TASK INSTRUCTIONS
Return every record below exactly as written.

Data about app and page elements
==========
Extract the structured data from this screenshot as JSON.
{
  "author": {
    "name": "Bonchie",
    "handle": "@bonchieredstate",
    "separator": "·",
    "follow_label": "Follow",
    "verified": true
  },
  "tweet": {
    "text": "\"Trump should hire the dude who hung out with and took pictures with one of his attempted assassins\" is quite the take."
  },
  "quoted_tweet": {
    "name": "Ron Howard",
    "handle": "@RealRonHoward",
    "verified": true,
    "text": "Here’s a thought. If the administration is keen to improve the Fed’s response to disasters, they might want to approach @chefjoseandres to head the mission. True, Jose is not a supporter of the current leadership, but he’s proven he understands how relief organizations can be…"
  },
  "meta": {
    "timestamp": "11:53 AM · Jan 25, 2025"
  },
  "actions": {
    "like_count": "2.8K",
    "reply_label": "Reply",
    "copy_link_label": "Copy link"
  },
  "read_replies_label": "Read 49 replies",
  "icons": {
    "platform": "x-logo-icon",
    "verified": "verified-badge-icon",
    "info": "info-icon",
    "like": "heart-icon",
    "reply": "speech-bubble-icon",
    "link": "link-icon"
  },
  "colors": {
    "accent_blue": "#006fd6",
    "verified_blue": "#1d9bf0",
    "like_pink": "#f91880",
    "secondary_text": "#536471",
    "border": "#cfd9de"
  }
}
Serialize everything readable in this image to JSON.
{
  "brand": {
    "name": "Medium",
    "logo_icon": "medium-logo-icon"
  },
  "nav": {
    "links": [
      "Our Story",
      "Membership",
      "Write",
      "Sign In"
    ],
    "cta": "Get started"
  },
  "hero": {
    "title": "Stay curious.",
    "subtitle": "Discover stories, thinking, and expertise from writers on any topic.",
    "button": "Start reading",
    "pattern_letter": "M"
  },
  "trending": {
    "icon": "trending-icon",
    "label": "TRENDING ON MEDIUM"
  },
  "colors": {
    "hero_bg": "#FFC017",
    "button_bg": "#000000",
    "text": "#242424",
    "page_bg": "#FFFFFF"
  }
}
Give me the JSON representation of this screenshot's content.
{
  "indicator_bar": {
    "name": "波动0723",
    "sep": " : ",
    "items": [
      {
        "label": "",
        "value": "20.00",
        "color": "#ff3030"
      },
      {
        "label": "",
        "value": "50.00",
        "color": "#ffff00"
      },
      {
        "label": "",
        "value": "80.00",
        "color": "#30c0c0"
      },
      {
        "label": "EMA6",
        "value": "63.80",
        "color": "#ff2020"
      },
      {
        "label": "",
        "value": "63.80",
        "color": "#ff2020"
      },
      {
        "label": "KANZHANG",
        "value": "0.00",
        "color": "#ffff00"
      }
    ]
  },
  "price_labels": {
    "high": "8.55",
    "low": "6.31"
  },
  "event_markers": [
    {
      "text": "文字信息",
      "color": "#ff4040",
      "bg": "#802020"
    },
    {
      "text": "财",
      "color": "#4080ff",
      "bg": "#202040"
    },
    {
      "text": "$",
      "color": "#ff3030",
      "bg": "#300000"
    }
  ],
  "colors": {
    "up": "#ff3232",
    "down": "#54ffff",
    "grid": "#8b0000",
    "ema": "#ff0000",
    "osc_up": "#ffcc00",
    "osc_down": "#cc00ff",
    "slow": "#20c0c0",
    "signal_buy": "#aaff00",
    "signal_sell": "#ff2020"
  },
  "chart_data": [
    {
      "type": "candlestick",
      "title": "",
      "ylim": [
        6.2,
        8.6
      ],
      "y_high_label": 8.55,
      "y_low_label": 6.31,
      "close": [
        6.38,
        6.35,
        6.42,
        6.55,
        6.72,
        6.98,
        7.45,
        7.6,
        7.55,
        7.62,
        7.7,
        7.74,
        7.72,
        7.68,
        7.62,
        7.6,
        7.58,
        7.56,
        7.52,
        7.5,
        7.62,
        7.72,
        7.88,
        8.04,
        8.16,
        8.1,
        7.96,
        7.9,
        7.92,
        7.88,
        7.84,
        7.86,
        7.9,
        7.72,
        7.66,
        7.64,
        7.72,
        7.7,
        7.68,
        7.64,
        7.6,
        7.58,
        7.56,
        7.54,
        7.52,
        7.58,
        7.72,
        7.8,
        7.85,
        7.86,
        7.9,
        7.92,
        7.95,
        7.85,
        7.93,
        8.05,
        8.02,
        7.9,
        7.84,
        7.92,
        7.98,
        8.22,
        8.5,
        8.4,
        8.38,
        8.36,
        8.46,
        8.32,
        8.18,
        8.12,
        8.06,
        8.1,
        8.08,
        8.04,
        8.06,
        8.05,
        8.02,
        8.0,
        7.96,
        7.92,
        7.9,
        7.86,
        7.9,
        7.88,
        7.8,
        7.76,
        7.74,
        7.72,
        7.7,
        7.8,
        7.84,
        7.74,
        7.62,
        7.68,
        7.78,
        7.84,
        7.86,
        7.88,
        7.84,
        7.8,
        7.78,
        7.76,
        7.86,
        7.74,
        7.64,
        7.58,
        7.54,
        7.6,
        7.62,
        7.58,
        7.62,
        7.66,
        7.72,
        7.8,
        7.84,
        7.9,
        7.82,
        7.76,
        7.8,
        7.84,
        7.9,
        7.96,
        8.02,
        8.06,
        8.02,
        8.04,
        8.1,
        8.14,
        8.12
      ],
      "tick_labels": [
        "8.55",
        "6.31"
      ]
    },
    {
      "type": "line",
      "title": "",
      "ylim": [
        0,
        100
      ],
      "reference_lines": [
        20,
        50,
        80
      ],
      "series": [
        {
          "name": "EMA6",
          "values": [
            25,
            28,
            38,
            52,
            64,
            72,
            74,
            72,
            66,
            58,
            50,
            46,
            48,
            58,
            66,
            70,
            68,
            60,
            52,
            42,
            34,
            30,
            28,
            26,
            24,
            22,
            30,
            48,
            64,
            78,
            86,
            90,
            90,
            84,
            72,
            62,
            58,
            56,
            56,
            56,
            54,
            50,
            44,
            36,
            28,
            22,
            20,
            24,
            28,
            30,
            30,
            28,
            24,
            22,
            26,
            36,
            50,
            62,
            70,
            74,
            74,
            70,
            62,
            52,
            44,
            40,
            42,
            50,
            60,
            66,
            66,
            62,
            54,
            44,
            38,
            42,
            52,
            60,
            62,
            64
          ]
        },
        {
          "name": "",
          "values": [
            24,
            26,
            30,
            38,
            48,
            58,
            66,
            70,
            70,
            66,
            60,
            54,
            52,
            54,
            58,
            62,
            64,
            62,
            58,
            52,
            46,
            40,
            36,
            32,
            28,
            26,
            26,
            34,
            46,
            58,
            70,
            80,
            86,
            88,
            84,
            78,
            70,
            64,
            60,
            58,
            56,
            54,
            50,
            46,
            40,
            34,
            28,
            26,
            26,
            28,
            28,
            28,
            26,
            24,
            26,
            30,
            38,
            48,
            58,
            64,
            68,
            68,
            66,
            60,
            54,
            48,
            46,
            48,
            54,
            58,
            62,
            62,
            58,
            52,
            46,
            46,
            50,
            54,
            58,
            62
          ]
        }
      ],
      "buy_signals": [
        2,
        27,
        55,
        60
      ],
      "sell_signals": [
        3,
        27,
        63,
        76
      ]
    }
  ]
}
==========
WRITTEN RESPONSE
Extract the structured data from this screenshot as JSON.
{
  "author": {
    "name": "Bonchie",
    "handle": "@bonchieredstate",
    "separator": "·",
    "follow_label": "Follow",
    "verified": true
  },
  "tweet": {
    "text": "\"Trump should hire the dude who hung out with and took pictures with one of his attempted assassins\" is quite the take."
  },
  "quoted_tweet": {
    "name": "Ron Howard",
    "handle": "@RealRonHoward",
    "verified": true,
    "text": "Here’s a thought. If the administration is keen to improve the Fed’s response to disasters, they might want to approach @chefjoseandres to head the mission. True, Jose is not a supporter of the current leadership, but he’s proven he understands how relief organizations can be…"
  },
  "meta": {
    "timestamp": "11:53 AM · Jan 25, 2025"
  },
  "actions": {
    "like_count": "2.8K",
    "reply_label": "Reply",
    "copy_link_label": "Copy link"
  },
  "read_replies_label": "Read 49 replies",
  "icons": {
    "platform": "x-logo-icon",
    "verified": "verified-badge-icon",
    "info": "info-icon",
    "like": "heart-icon",
    "reply": "speech-bubble-icon",
    "link": "link-icon"
  },
  "colors": {
    "accent_blue": "#006fd6",
    "verified_blue": "#1d9bf0",
    "like_pink": "#f91880",
    "secondary_text": "#536471",
    "border": "#cfd9de"
  }
}
Serialize everything readable in this image to JSON.
{
  "brand": {
    "name": "Medium",
    "logo_icon": "medium-logo-icon"
  },
  "nav": {
    "links": [
      "Our Story",
      "Membership",
      "Write",
      "Sign In"
    ],
    "cta": "Get started"
  },
  "hero": {
    "title": "Stay curious.",
    "subtitle": "Discover stories, thinking, and expertise from writers on any topic.",
    "button": "Start reading",
    "pattern_letter": "M"
  },
  "trending": {
    "icon": "trending-icon",
    "label": "TRENDING ON MEDIUM"
  },
  "colors": {
    "hero_bg": "#FFC017",
    "button_bg": "#000000",
    "text": "#242424",
    "page_bg": "#FFFFFF"
  }
}
Give me the JSON representation of this screenshot's content.
{
  "indicator_bar": {
    "name": "波动0723",
    "sep": " : ",
    "items": [
      {
        "label": "",
        "value": "20.00",
        "color": "#ff3030"
      },
      {
        "label": "",
        "value": "50.00",
        "color": "#ffff00"
      },
      {
        "label": "",
        "value": "80.00",
        "color": "#30c0c0"
      },
      {
        "label": "EMA6",
        "value": "63.80",
        "color": "#ff2020"
      },
      {
        "label": "",
        "value": "63.80",
        "color": "#ff2020"
      },
      {
        "label": "KANZHANG",
        "value": "0.00",
        "color": "#ffff00"
      }
    ]
  },
  "price_labels": {
    "high": "8.55",
    "low": "6.31"
  },
  "event_markers": [
    {
      "text": "文字信息",
      "color": "#ff4040",
      "bg": "#802020"
    },
    {
      "text": "财",
      "color": "#4080ff",
      "bg": "#202040"
    },
    {
      "text": "$",
      "color": "#ff3030",
      "bg": "#300000"
    }
  ],
  "colors": {
    "up": "#ff3232",
    "down": "#54ffff",
    "grid": "#8b0000",
    "ema": "#ff0000",
    "osc_up": "#ffcc00",
    "osc_down": "#cc00ff",
    "slow": "#20c0c0",
    "signal_buy": "#aaff00",
    "signal_sell": "#ff2020"
  },
  "chart_data": [
    {
      "type": "candlestick",
      "title": "",
      "ylim": [
        6.2,
        8.6
      ],
      "y_high_label": 8.55,
      "y_low_label": 6.31,
      "close": [
        6.38,
        6.35,
        6.42,
        6.55,
        6.72,
        6.98,
        7.45,
        7.6,
        7.55,
        7.62,
        7.7,
        7.74,
        7.72,
        7.68,
        7.62,
        7.6,
        7.58,
        7.56,
        7.52,
        7.5,
        7.62,
        7.72,
        7.88,
        8.04,
        8.16,
        8.1,
        7.96,
        7.9,
        7.92,
        7.88,
        7.84,
        7.86,
        7.9,
        7.72,
        7.66,
        7.64,
        7.72,
        7.7,
        7.68,
        7.64,
        7.6,
        7.58,
        7.56,
        7.54,
        7.52,
        7.58,
        7.72,
        7.8,
        7.85,
        7.86,
        7.9,
        7.92,
        7.95,
        7.85,
        7.93,
        8.05,
        8.02,
        7.9,
        7.84,
        7.92,
        7.98,
        8.22,
        8.5,
        8.4,
        8.38,
        8.36,
        8.46,
        8.32,
        8.18,
        8.12,
        8.06,
        8.1,
        8.08,
        8.04,
        8.06,
        8.05,
        8.02,
        8.0,
        7.96,
        7.92,
        7.9,
        7.86,
        7.9,
        7.88,
        7.8,
        7.76,
        7.74,
        7.72,
        7.7,
        7.8,
        7.84,
        7.74,
        7.62,
        7.68,
        7.78,
        7.84,
        7.86,
        7.88,
        7.84,
        7.8,
        7.78,
        7.76,
        7.86,
        7.74,
        7.64,
        7.58,
        7.54,
        7.6,
        7.62,
        7.58,
        7.62,
        7.66,
        7.72,
        7.8,
        7.84,
        7.9,
        7.82,
        7.76,
        7.8,
        7.84,
        7.9,
        7.96,
        8.02,
        8.06,
        8.02,
        8.04,
        8.1,
        8.14,
        8.12
      ],
      "tick_labels": [
        "8.55",
        "6.31"
      ]
    },
    {
      "type": "line",
      "title": "",
      "ylim": [
        0,
        100
      ],
      "reference_lines": [
        20,
        50,
        80
      ],
      "series": [
        {
          "name": "EMA6",
          "values": [
            25,
            28,
            38,
            52,
            64,
            72,
            74,
            72,
            66,
            58,
            50,
            46,
            48,
            58,
            66,
            70,
            68,
            60,
            52,
            42,
            34,
            30,
            28,
            26,
            24,
            22,
            30,
            48,
            64,
            78,
            86,
            90,
            90,
            84,
            72,
            62,
            58,
            56,
            56,
            56,
            54,
            50,
            44,
            36,
            28,
            22,
            20,
            24,
            28,
            30,
            30,
            28,
            24,
            22,
            26,
            36,
            50,
            62,
            70,
            74,
            74,
            70,
            62,
            52,
            44,
            40,
            42,
            50,
            60,
            66,
            66,
            62,
            54,
            44,
            38,
            42,
            52,
            60,
            62,
            64
          ]
        },
        {
          "name": "",
          "values": [
            24,
            26,
            30,
            38,
            48,
            58,
            66,
            70,
            70,
            66,
            60,
            54,
            52,
            54,
            58,
            62,
            64,
            62,
            58,
            52,
            46,
            40,
            36,
            32,
            28,
            26,
            26,
            34,
            46,
            58,
            70,
            80,
            86,
            88,
            84,
            78,
            70,
            64,
            60,
            58,
            56,
            54,
            50,
            46,
            40,
            34,
            28,
            26,
            26,
            28,
            28,
            28,
            26,
            24,
            26,
            30,
            38,
            48,
            58,
            64,
            68,
            68,
            66,
            60,
            54,
            48,
            46,
            48,
            54,
            58,
            62,
            62,
            58,
            52,
            46,
            46,
            50,
            54,
            58,
            62
          ]
        }
      ],
      "buy_signals": [
        2,
        27,
        55,
        60
      ],
      "sell_signals": [
        3,
        27,
        63,
        76
      ]
    }
  ]
}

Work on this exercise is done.